ASSIGNMENT
Go through the lines below. Copy those with "this".

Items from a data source
====

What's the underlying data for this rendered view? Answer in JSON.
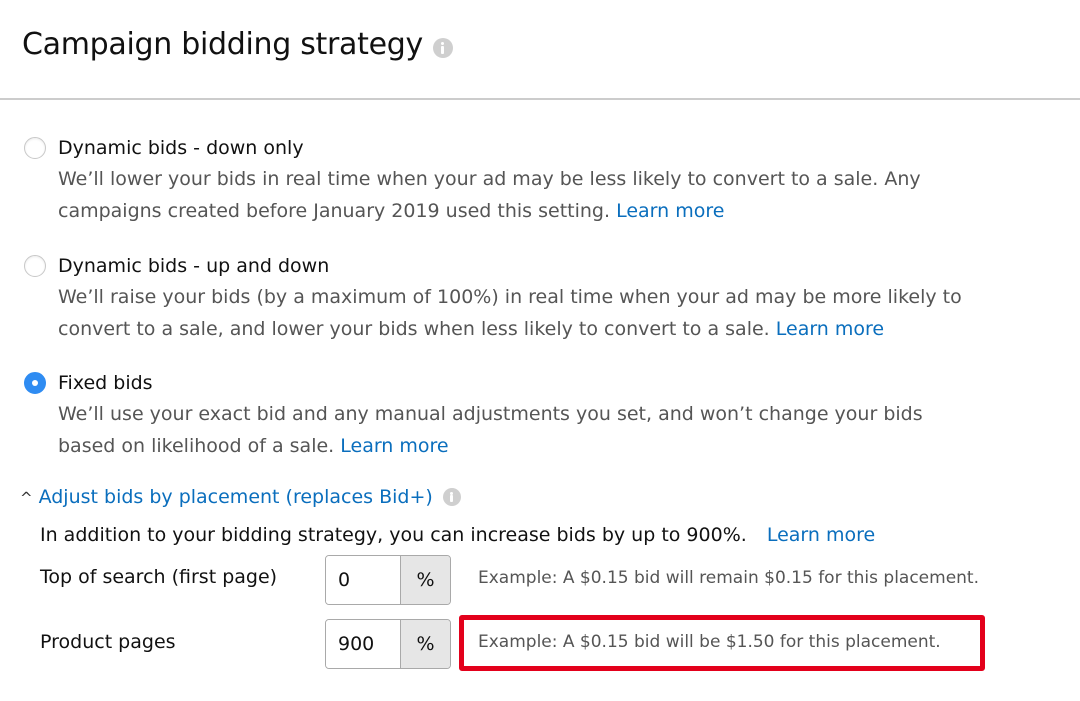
{
  "header": {
    "title": "Campaign bidding strategy",
    "info_icon": "info-icon"
  },
  "strategy": {
    "selected": "fixed",
    "options": [
      {
        "id": "down-only",
        "label": "Dynamic bids - down only",
        "description": "We’ll lower your bids in real time when your ad may be less likely to convert to a sale. Any campaigns created before January 2019 used this setting.",
        "link": "Learn more",
        "checked": false
      },
      {
        "id": "up-and-down",
        "label": "Dynamic bids - up and down",
        "description": "We’ll raise your bids (by a maximum of 100%) in real time when your ad may be more likely to convert to a sale, and lower your bids when less likely to convert to a sale.",
        "link": "Learn more",
        "checked": false
      },
      {
        "id": "fixed",
        "label": "Fixed bids",
        "description": "We’ll use your exact bid and any manual adjustments you set, and won’t change your bids based on likelihood of a sale.",
        "link": "Learn more",
        "checked": true
      }
    ]
  },
  "placement": {
    "toggle_icon": "caret-up-icon",
    "toggle_label": "Adjust bids by placement (replaces Bid+)",
    "intro": "In addition to your bidding strategy, you can increase bids by up to 900%.",
    "intro_link": "Learn more",
    "rows": [
      {
        "label": "Top of search (first page)",
        "value": "0",
        "suffix": "%",
        "example": "Example: A $0.15 bid will remain $0.15 for this placement.",
        "highlighted": false
      },
      {
        "label": "Product pages",
        "value": "900",
        "suffix": "%",
        "example": "Example: A $0.15 bid will be $1.50 for this placement.",
        "highlighted": true
      }
    ]
  },
  "colors": {
    "link": "#0a6ebd",
    "radio_selected": "#2f8cf2",
    "highlight_border": "#e3001b"
  }
}
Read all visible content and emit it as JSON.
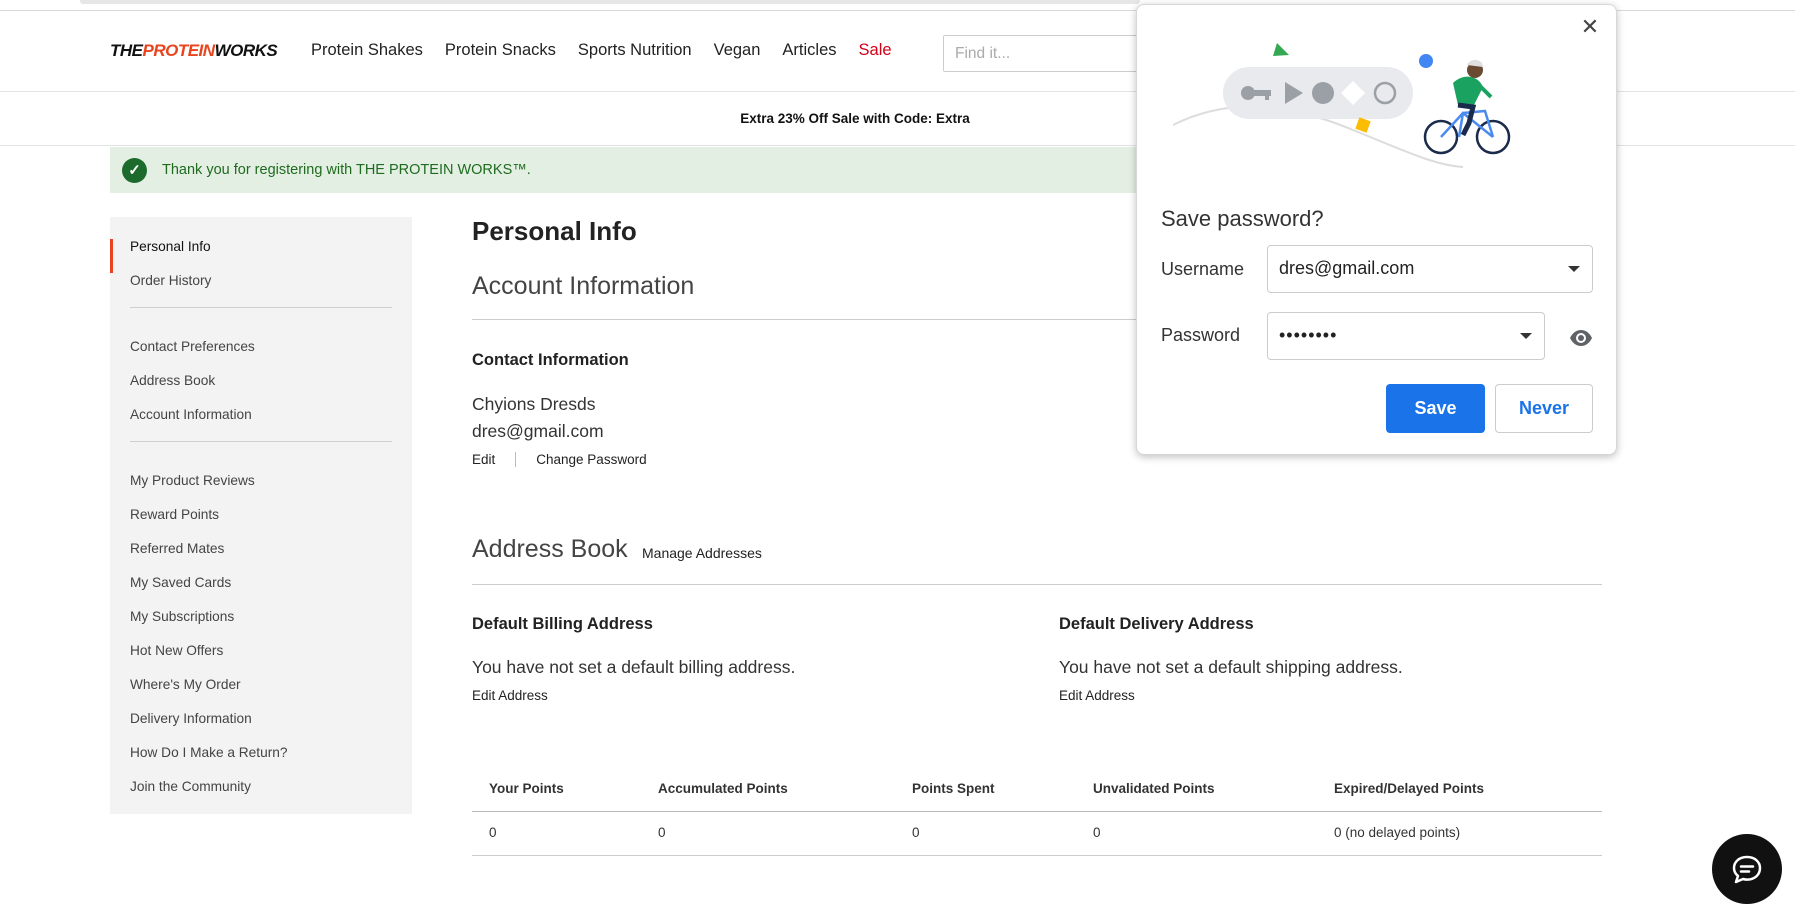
{
  "logo": {
    "part1": "THE",
    "part2": "PROTEIN",
    "part3": "WORKS"
  },
  "nav": {
    "items": [
      "Protein Shakes",
      "Protein Snacks",
      "Sports Nutrition",
      "Vegan",
      "Articles"
    ],
    "sale": "Sale"
  },
  "search": {
    "placeholder": "Find it..."
  },
  "promo": "Extra 23% Off Sale with Code: Extra",
  "success_message": "Thank you for registering with THE PROTEIN WORKS™.",
  "sidebar": {
    "group1": [
      "Personal Info",
      "Order History"
    ],
    "group2": [
      "Contact Preferences",
      "Address Book",
      "Account Information"
    ],
    "group3": [
      "My Product Reviews",
      "Reward Points",
      "Referred Mates",
      "My Saved Cards",
      "My Subscriptions",
      "Hot New Offers",
      "Where's My Order",
      "Delivery Information",
      "How Do I Make a Return?",
      "Join the Community"
    ]
  },
  "main": {
    "title": "Personal Info",
    "account_heading": "Account Information",
    "contact_heading": "Contact Information",
    "name": "Chyions Dresds",
    "email": "dres@gmail.com",
    "edit": "Edit",
    "change_password": "Change Password",
    "address_heading": "Address Book",
    "manage_addresses": "Manage Addresses",
    "billing_heading": "Default Billing Address",
    "billing_text": "You have not set a default billing address.",
    "delivery_heading": "Default Delivery Address",
    "delivery_text": "You have not set a default shipping address.",
    "edit_address": "Edit Address"
  },
  "points_table": {
    "headers": [
      "Your Points",
      "Accumulated Points",
      "Points Spent",
      "Unvalidated Points",
      "Expired/Delayed Points"
    ],
    "row": [
      "0",
      "0",
      "0",
      "0",
      "0 (no delayed points)"
    ]
  },
  "password_popup": {
    "title": "Save password?",
    "username_label": "Username",
    "username_value": "dres@gmail.com",
    "password_label": "Password",
    "password_value": "••••••••",
    "save": "Save",
    "never": "Never"
  },
  "colors": {
    "brand_orange": "#e8441d",
    "sale_red": "#d0021b",
    "success_bg": "#e4efe4",
    "success_text": "#1e6b1e",
    "chrome_blue": "#1a73e8"
  }
}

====

OUTPUT
What's the underlying data for this rendered view? Answer in JSON.
        "description": "We’ll lower your bids in real time when your ad may be less likely to convert to a sale. Any campaigns created before January 2019 used this setting.",
        "example": "Example: A $0.15 bid will remain $0.15 for this placement.",
        "example": "Example: A $0.15 bid will be $1.50 for this placement.",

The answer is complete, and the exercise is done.